● **WORK INSTRUCTIONS**:
An exact printout of all the entries is required.
################
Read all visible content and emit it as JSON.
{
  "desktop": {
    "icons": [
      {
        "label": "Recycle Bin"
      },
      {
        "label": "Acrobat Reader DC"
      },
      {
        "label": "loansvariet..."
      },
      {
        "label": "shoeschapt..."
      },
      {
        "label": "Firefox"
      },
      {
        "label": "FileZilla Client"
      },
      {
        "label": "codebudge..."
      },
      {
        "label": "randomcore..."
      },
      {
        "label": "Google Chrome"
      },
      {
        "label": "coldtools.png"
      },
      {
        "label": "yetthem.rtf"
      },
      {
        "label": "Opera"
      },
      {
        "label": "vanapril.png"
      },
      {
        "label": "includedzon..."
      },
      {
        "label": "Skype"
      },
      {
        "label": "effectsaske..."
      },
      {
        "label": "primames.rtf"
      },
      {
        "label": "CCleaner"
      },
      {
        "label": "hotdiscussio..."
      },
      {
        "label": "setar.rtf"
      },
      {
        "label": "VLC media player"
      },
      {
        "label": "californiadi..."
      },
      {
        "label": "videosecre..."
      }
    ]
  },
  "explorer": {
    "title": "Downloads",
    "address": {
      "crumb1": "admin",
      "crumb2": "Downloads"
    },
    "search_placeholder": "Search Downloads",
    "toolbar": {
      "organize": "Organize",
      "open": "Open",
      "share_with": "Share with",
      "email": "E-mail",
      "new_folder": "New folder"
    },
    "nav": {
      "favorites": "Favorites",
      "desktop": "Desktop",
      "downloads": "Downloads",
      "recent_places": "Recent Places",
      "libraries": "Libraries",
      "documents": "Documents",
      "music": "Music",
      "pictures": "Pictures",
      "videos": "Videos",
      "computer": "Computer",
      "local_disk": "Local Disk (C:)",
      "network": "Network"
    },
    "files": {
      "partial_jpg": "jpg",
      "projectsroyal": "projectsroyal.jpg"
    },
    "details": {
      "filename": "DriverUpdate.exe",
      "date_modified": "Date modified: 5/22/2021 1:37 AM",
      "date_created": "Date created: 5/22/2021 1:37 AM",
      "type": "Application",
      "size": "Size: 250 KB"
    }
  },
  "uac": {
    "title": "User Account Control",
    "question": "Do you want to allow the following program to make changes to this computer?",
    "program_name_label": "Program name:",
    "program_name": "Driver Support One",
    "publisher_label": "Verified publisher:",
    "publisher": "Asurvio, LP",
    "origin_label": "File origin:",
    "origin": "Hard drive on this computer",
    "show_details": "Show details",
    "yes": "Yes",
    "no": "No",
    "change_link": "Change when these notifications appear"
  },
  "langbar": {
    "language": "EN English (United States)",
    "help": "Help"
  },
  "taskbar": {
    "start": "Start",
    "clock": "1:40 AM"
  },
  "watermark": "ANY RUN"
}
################
● **ANSWER SECTION**:
Read all visible content and emit it as JSON.
{
  "desktop": {
    "icons": [
      {
        "label": "Recycle Bin"
      },
      {
        "label": "Acrobat Reader DC"
      },
      {
        "label": "loansvariet..."
      },
      {
        "label": "shoeschapt..."
      },
      {
        "label": "Firefox"
      },
      {
        "label": "FileZilla Client"
      },
      {
        "label": "codebudge..."
      },
      {
        "label": "randomcore..."
      },
      {
        "label": "Google Chrome"
      },
      {
        "label": "coldtools.png"
      },
      {
        "label": "yetthem.rtf"
      },
      {
        "label": "Opera"
      },
      {
        "label": "vanapril.png"
      },
      {
        "label": "includedzon..."
      },
      {
        "label": "Skype"
      },
      {
        "label": "effectsaske..."
      },
      {
        "label": "primames.rtf"
      },
      {
        "label": "CCleaner"
      },
      {
        "label": "hotdiscussio..."
      },
      {
        "label": "setar.rtf"
      },
      {
        "label": "VLC media player"
      },
      {
        "label": "californiadi..."
      },
      {
        "label": "videosecre..."
      }
    ]
  },
  "explorer": {
    "title": "Downloads",
    "address": {
      "crumb1": "admin",
      "crumb2": "Downloads"
    },
    "search_placeholder": "Search Downloads",
    "toolbar": {
      "organize": "Organize",
      "open": "Open",
      "share_with": "Share with",
      "email": "E-mail",
      "new_folder": "New folder"
    },
    "nav": {
      "favorites": "Favorites",
      "desktop": "Desktop",
      "downloads": "Downloads",
      "recent_places": "Recent Places",
      "libraries": "Libraries",
      "documents": "Documents",
      "music": "Music",
      "pictures": "Pictures",
      "videos": "Videos",
      "computer": "Computer",
      "local_disk": "Local Disk (C:)",
      "network": "Network"
    },
    "files": {
      "partial_jpg": "jpg",
      "projectsroyal": "projectsroyal.jpg"
    },
    "details": {
      "filename": "DriverUpdate.exe",
      "date_modified": "Date modified: 5/22/2021 1:37 AM",
      "date_created": "Date created: 5/22/2021 1:37 AM",
      "type": "Application",
      "size": "Size: 250 KB"
    }
  },
  "uac": {
    "title": "User Account Control",
    "question": "Do you want to allow the following program to make changes to this computer?",
    "program_name_label": "Program name:",
    "program_name": "Driver Support One",
    "publisher_label": "Verified publisher:",
    "publisher": "Asurvio, LP",
    "origin_label": "File origin:",
    "origin": "Hard drive on this computer",
    "show_details": "Show details",
    "yes": "Yes",
    "no": "No",
    "change_link": "Change when these notifications appear"
  },
  "langbar": {
    "language": "EN English (United States)",
    "help": "Help"
  },
  "taskbar": {
    "start": "Start",
    "clock": "1:40 AM"
  },
  "watermark": "ANY RUN"
}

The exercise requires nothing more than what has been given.